extraordinary feature of NJ260 during the past five years
has been its complete freedom from virus infection under
field conditions in which non-silvery plants exhibit close
to 100% infection at the end of the growing season.
The "mottled-leaf" character was described previously
as "silver gray areas in axils of leaf veins",
and genetic data, based on a limited number of crosses,
demonstrated that this character is conditioned by a dominant
gene, M, in maxima, moschata, and
pepo (2, after 3 and 5). Scott and Riner (5) pointed
out that the mottled effect "is visible only on the
upper surface of the leaves and is a result of light-colored
gray-green tissue being surrounded by the darker green tissue".
Furthermore, results of their starch test have led them
to state that "apparently the mottling is not due to
chlorophyll deficiency in the light-colored tissues".
Scarchuk and Lent (4) reported that the palisade cells in
green areas are in close contact with the epidermis, as
well as with each other. By contrast, the palisade cells
in silvery areas are not in close contact with either the
epidermis or with each other, thus resulting in air spaces.
And "these air spaces are responsible for the silvery-gray
According to my observations, the expression of the silvery
trait (silvery pattern or "mottled-leaf") varies
greatly depending on (i) the time during plant
development which it is first manifested, (ii) the extent
of its distribution over the leaf, (iii) its intensity
, and (iv) the environment. Limited breeding data
and selection of different lines from crosses between silvery
NJ260 and non-silvery inbreds suggest that several genes
play a role in the varied expression of the silvery trait
and that this trait is not linked completely with any of
the abnormalities of NJ260. Among the environmental influences,
light is an important factor. High light energy enhances
the expressivity of the silvery trait.
If NJ260 is indeed endowed with an ability to escape natural
virus infection, this ability could be due to its silvery
foliage. Such a foliage may repel insect vectors in a way
analogous to that of aluminum mulch (1). Alternatively,
silvery foliage may prevent effective penetration or multiplication
of virus particles following contacts with these vectors.
However, NJ260 does not appear to resist virus infection
following artificial inoculation.
NJ260 is being reproduced this winter in Costa Rica and
in Israel. I hope that sufficient seed will be available
in the near future for more critical investigations of the
silvery trait and its breeding potential with respect to
freedom from natural virus infection and plant adaptation.
- Kring, J. B. 1972. Flight behavior of aphids. Ann
Rev. Entomology 17:461-492.
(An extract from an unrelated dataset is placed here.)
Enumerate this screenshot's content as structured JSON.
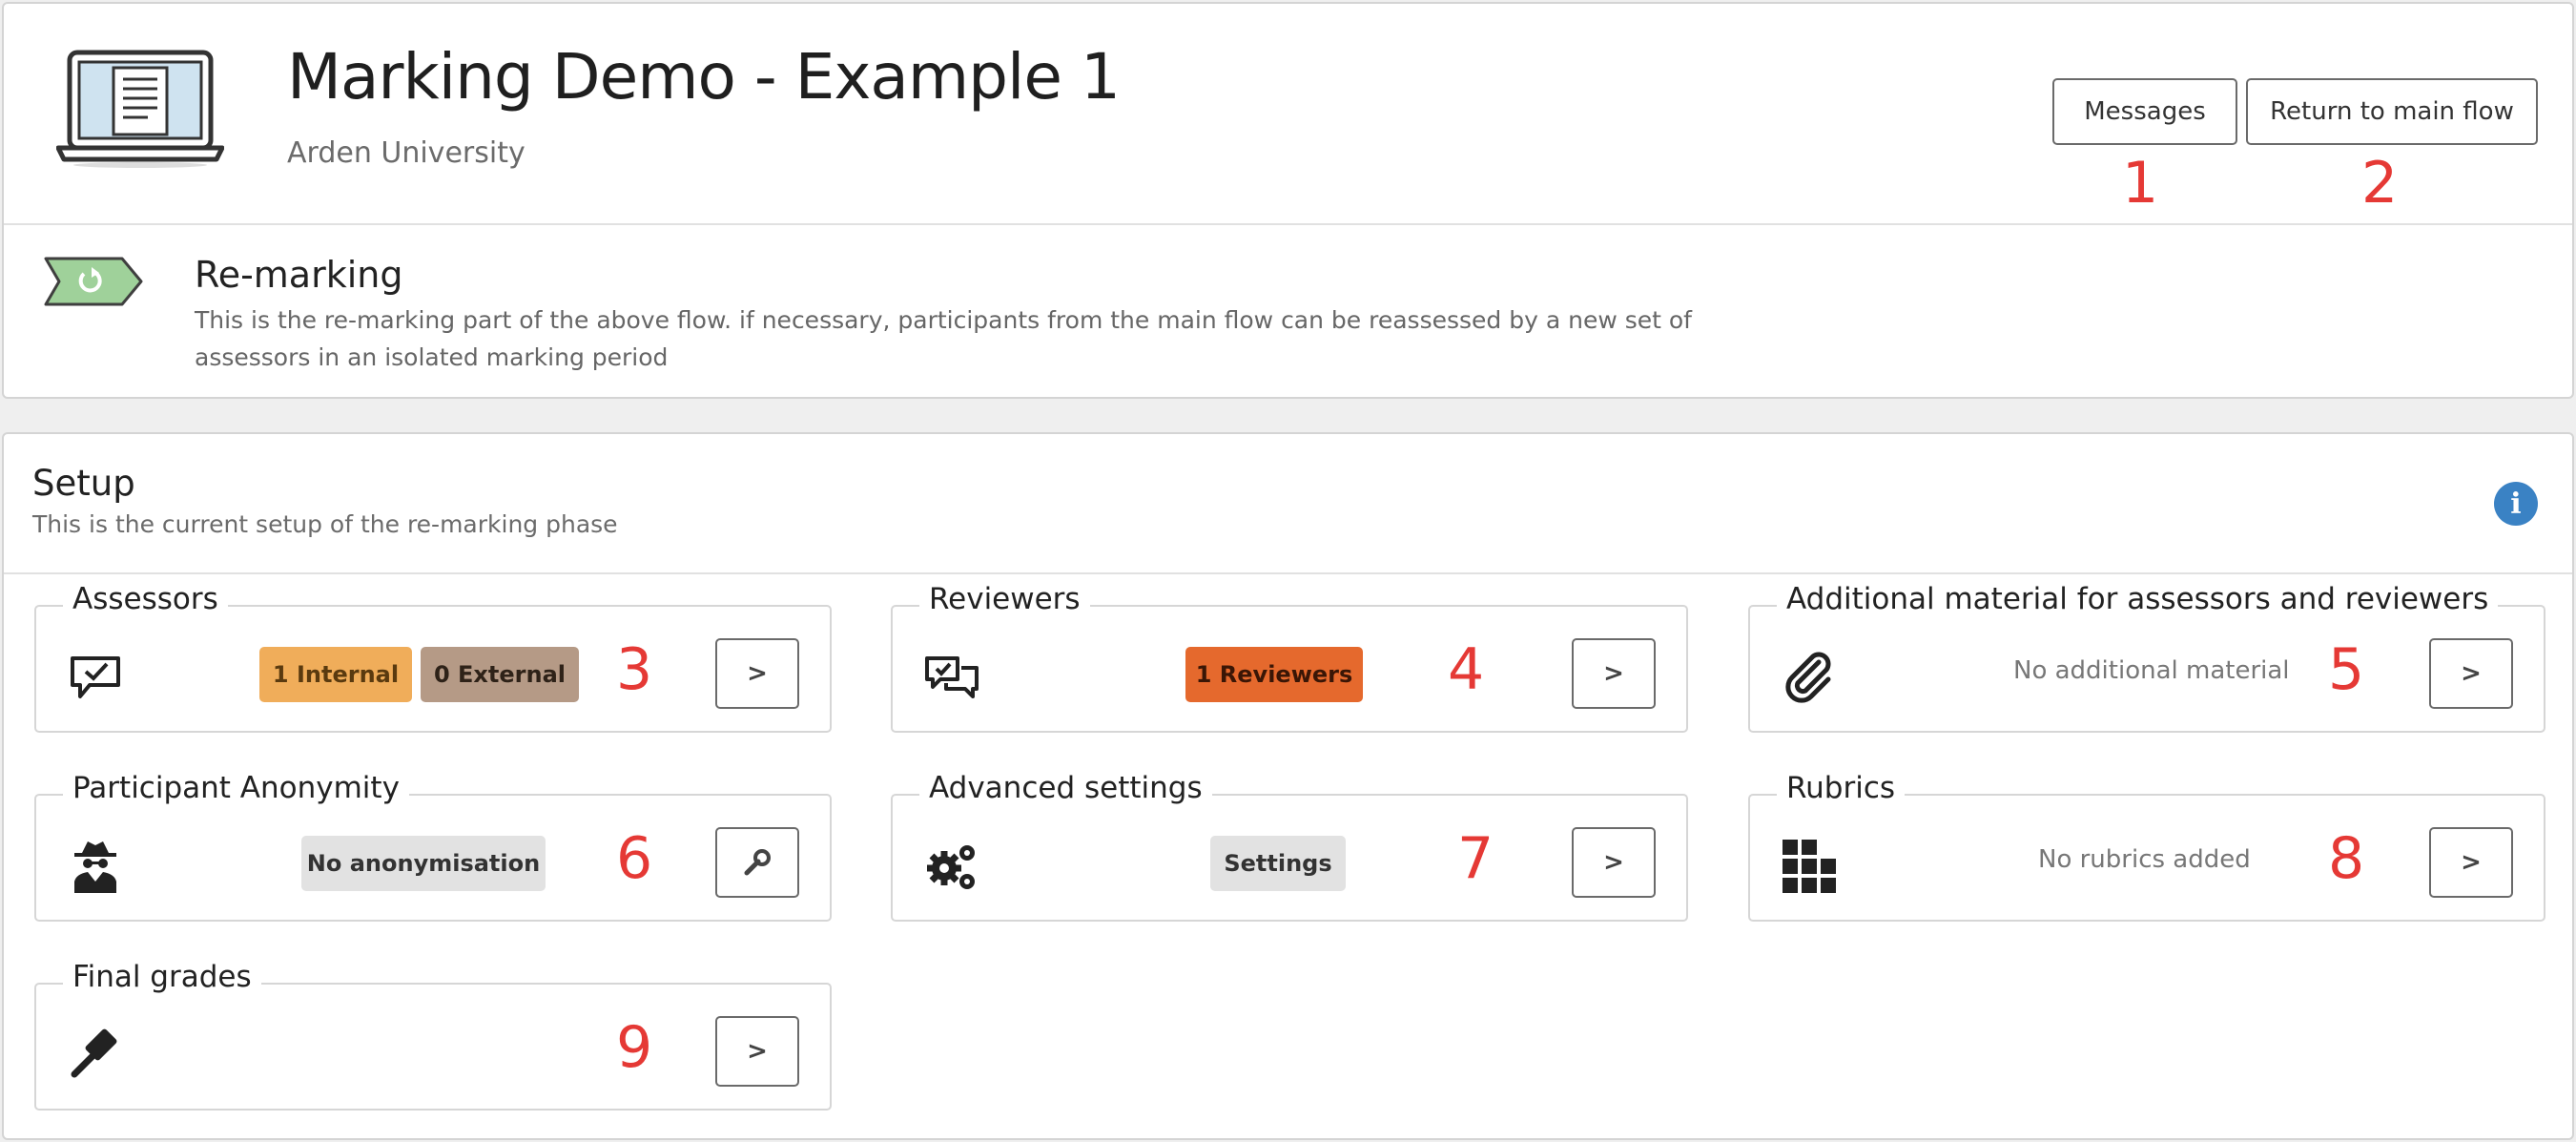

- Robinson, R. W., H. M. Munger, T. W. Whitaker, and G.
W. Bohn. 1976. Genes of the Cucurbitaceae. HortScience 11:554-568.
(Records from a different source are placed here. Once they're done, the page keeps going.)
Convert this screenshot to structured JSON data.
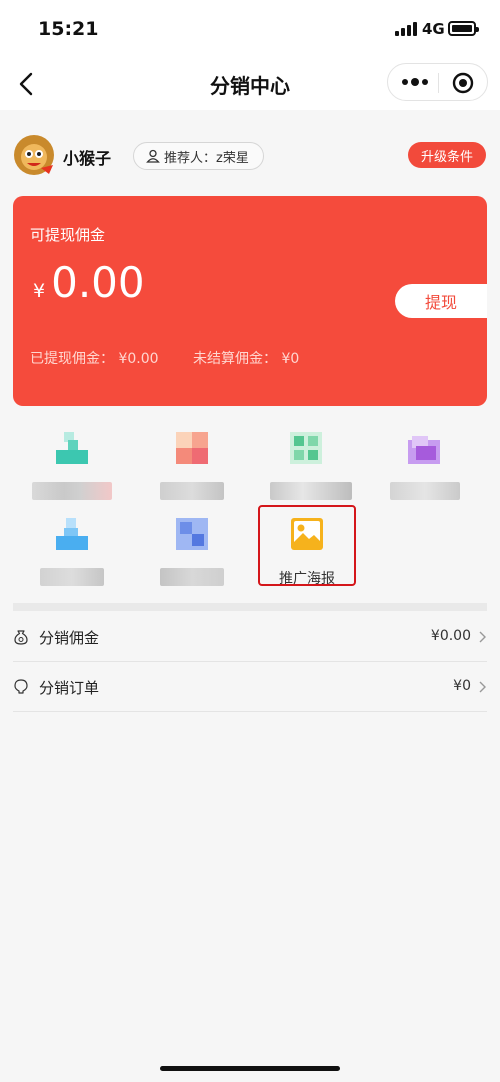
{
  "status_bar": {
    "time": "15:21",
    "network": "4G"
  },
  "nav": {
    "title": "分销中心"
  },
  "user": {
    "name": "小猴子",
    "referrer": "推荐人：z荣星",
    "upgrade_label": "升级条件"
  },
  "card": {
    "label": "可提现佣金",
    "currency": "¥",
    "amount": "0.00",
    "withdraw_label": "提现",
    "withdrawn": "已提现佣金：  ¥0.00",
    "unsettled": "未结算佣金：  ¥0"
  },
  "menu": {
    "items": [
      {
        "label": "",
        "icon": "pixelated-teal-icon",
        "color": "#3cc7b0"
      },
      {
        "label": "",
        "icon": "pixelated-coral-icon",
        "color": "#f48a7a"
      },
      {
        "label": "",
        "icon": "pixelated-green-icon",
        "color": "#54c690"
      },
      {
        "label": "",
        "icon": "pixelated-purple-icon",
        "color": "#b06fe0"
      },
      {
        "label": "",
        "icon": "pixelated-blue-icon",
        "color": "#4aaef0"
      },
      {
        "label": "",
        "icon": "pixelated-indigo-icon",
        "color": "#6d8ee8"
      },
      {
        "label": "推广海报",
        "icon": "image-poster-icon",
        "color": "#f6b21c"
      }
    ]
  },
  "list": {
    "items": [
      {
        "label": "分销佣金",
        "value": "¥0.00",
        "icon": "money-bag-icon"
      },
      {
        "label": "分销订单",
        "value": "¥0",
        "icon": "lightbulb-icon"
      }
    ]
  }
}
- Scarchuk, J. 1954. Fruit and leaf characters in summer
squash. J. Hered. 45:295-297.
- Scarchuk, J. and J. M. Lent. 1965. The structure of
mottled-leaf summer squash. J. Hered. 56:167-168.
- Scott, D. H., and M. E. Riner. 1946. A mottled-leaf
character in winter squash. J. Hered. 37:27-28.
- Shifriss, O. 1966. Behavior of gene B in Cucurbita.
Veg. Improvement Newsletter 8:7-8.
- Shifriss, O. 1981. Origin, expression, and significance
of gene B in Cucurbita pepo L. J. Amer. Soc.
Hort. Sci. 106:220-232.